(App and web page records)
◆ ◆ ◆
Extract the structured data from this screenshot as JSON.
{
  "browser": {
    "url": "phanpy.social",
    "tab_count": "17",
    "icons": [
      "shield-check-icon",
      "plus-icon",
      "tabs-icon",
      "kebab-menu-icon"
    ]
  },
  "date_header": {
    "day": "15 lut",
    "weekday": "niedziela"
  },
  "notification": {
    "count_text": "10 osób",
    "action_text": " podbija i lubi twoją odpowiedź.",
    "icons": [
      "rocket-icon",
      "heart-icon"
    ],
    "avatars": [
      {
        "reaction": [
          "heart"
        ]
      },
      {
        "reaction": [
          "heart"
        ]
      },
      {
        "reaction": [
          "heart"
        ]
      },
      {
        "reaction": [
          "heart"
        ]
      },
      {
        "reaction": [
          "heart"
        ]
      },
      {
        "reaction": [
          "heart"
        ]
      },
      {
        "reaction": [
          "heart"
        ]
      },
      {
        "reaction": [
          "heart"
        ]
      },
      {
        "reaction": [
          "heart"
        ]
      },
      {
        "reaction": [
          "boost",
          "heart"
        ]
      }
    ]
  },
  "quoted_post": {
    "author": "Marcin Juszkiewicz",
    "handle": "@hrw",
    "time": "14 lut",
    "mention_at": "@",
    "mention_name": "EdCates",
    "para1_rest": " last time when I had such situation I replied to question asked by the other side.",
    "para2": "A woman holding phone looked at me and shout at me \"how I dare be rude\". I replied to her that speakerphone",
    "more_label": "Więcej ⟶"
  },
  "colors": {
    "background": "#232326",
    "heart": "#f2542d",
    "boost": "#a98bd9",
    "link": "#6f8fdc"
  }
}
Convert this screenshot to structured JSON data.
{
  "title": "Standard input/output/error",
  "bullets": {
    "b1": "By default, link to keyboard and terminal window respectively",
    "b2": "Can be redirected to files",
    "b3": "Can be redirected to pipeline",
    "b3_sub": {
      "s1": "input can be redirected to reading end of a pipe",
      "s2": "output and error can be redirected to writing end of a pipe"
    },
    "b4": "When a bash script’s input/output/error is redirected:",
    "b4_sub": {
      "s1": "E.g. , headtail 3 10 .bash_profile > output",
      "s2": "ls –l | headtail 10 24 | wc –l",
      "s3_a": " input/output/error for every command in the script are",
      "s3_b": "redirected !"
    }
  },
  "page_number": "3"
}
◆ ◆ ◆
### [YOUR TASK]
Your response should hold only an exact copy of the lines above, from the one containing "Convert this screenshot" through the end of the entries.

### [REPLY TO THE EXERCISE]
Convert this screenshot to structured JSON data.
{
  "title": "Standard input/output/error",
  "bullets": {
    "b1": "By default, link to keyboard and terminal window respectively",
    "b2": "Can be redirected to files",
    "b3": "Can be redirected to pipeline",
    "b3_sub": {
      "s1": "input can be redirected to reading end of a pipe",
      "s2": "output and error can be redirected to writing end of a pipe"
    },
    "b4": "When a bash script’s input/output/error is redirected:",
    "b4_sub": {
      "s1": "E.g. , headtail 3 10 .bash_profile > output",
      "s2": "ls –l | headtail 10 24 | wc –l",
      "s3_a": " input/output/error for every command in the script are",
      "s3_b": "redirected !"
    }
  },
  "page_number": "3"
}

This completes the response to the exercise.